In the museums and St. Peter’s Basilica, you will usually find a very good sanitary situation. The situation is often more difficult in bars, in the metro and in some stations.
From Rome you can easily take the train from the Pyramid Metro Station to Ostia. This line belongs to the city and there is no extra to charge.
The station Lido Centro is centrally located and you can walk from there to a viewpoint that reaches into the sea (Pontile di Ostia). The three other stations Stella Polare, Castel Fusano and Cristoforo Colombo bring you to the southern coastline of Ostia.
Not every hospital in Rome has an emergency department for children. These hospitals are not allowed to treat or accept children.
The three following hospitals enjoy a good reputation. The services are covered for EU citizens by the European Health Card EHIC. Without a health card the services have to be paid by tariff.
Bambin Gesù is the internationally acclaimed children’s hospital of the Vatican. The emergency department is located at the entrance to Piazza di Sant’Onofrio No. 4 on the ascent to Gianicolo, opposite the Gianicolo car park terminal.
First aid is always busy and depending on the urgency of your case, you sometimes have to wait longer.
Ospedale San Camillo
Also the public hospital of San Camillo has an excellent children’s department and the waiting times are not so long.
It is located on Circonvallazione Gianicolense 87 and is easily reached by tram line 8. The entrance to the emergency room is just opposite the stop. The hospital was completely renovated a few years ago, but unfortunately there is no control and some patients think they have to take a souvenir.
The University Clinic Gemelli
Gemelli is also under the ecclesiastical direction. Here, the pope is treated in an emergency, too.

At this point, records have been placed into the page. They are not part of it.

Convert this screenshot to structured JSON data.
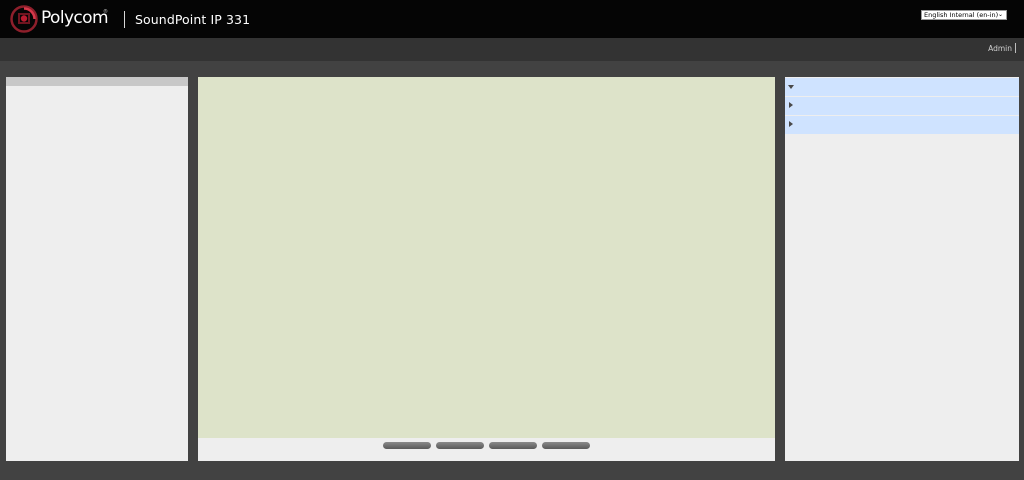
{
  "header": {
    "brand": "Polycom",
    "brand_tm": "®",
    "product": "SoundPoint IP 331",
    "language_select": {
      "selected": "English Internal (en-in)"
    },
    "logo_icon": "polycom-logo-icon"
  },
  "subbar": {
    "user": "Admin"
  },
  "phone": {
    "softkeys": [
      "",
      "",
      "",
      ""
    ]
  },
  "nav": {
    "items": [
      {
        "state": "expanded",
        "icon": "triangle-down-icon"
      },
      {
        "state": "collapsed",
        "icon": "triangle-right-icon"
      },
      {
        "state": "collapsed",
        "icon": "triangle-right-icon"
      }
    ]
  },
  "colors": {
    "header_bg": "#050505",
    "page_bg": "#424242",
    "subbar_bg": "#333333",
    "display_bg": "#dde3c9",
    "nav_row_bg": "#cfe3ff",
    "panel_bg": "#eeeeee",
    "logo_red": "#c8102e"
  }
}
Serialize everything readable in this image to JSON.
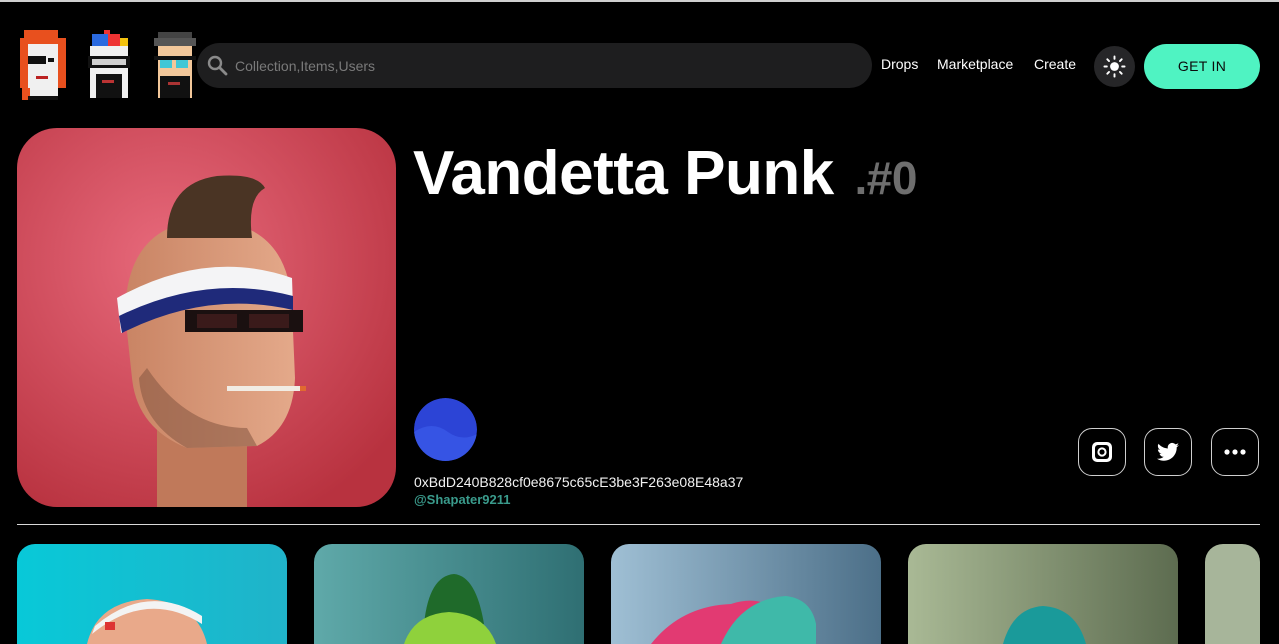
{
  "search": {
    "placeholder": "Collection,Items,Users"
  },
  "nav": {
    "drops": "Drops",
    "marketplace": "Marketplace",
    "create": "Create"
  },
  "cta": {
    "label": "GET IN",
    "color": "#4ff3c2"
  },
  "icons": {
    "search": "search-icon",
    "theme": "sun-icon",
    "instagram": "instagram-icon",
    "twitter": "twitter-icon",
    "more": "more-horizontal-icon"
  },
  "nft": {
    "name": "Vandetta Punk",
    "number": ".#0",
    "owner_address": "0xBdD240B828cf0e8675c65cE3be3F263e08E48a37",
    "owner_handle": "@Shapater9211"
  },
  "colors": {
    "background": "#000000",
    "handle": "#3a9b8c",
    "accent": "#4ff3c2"
  }
}
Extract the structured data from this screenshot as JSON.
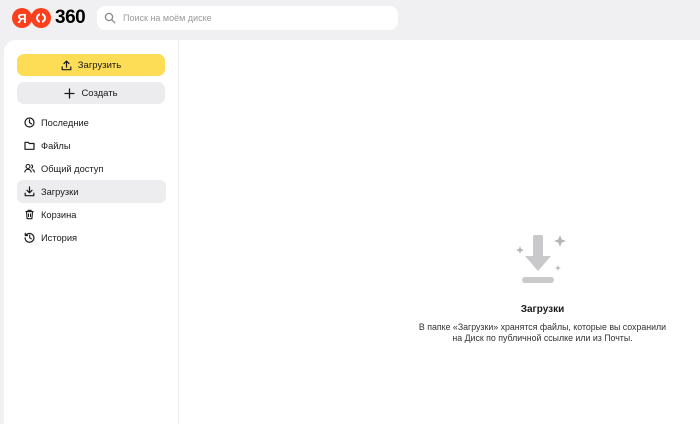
{
  "header": {
    "logo_letter": "Я",
    "logo_text": "360",
    "search_placeholder": "Поиск на моём диске"
  },
  "sidebar": {
    "upload_label": "Загрузить",
    "create_label": "Создать",
    "items": [
      {
        "label": "Последние",
        "icon": "clock-icon"
      },
      {
        "label": "Файлы",
        "icon": "folder-icon"
      },
      {
        "label": "Общий доступ",
        "icon": "shared-users-icon"
      },
      {
        "label": "Загрузки",
        "icon": "download-icon",
        "active": true
      },
      {
        "label": "Корзина",
        "icon": "trash-icon"
      },
      {
        "label": "История",
        "icon": "history-icon"
      }
    ]
  },
  "empty_state": {
    "title": "Загрузки",
    "desc_line1": "В папке «Загрузки» хранятся файлы, которые вы сохранили",
    "desc_line2": "на Диск по публичной ссылке или из Почты."
  },
  "colors": {
    "brand_red": "#fc3f1d",
    "upload_yellow": "#fddd55",
    "page_bg": "#f0f0f2",
    "active_item_bg": "#ededef"
  }
}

The hospital is located on Monte Mario on the Via di Pineta Sacchetti and can be reached by bus or train.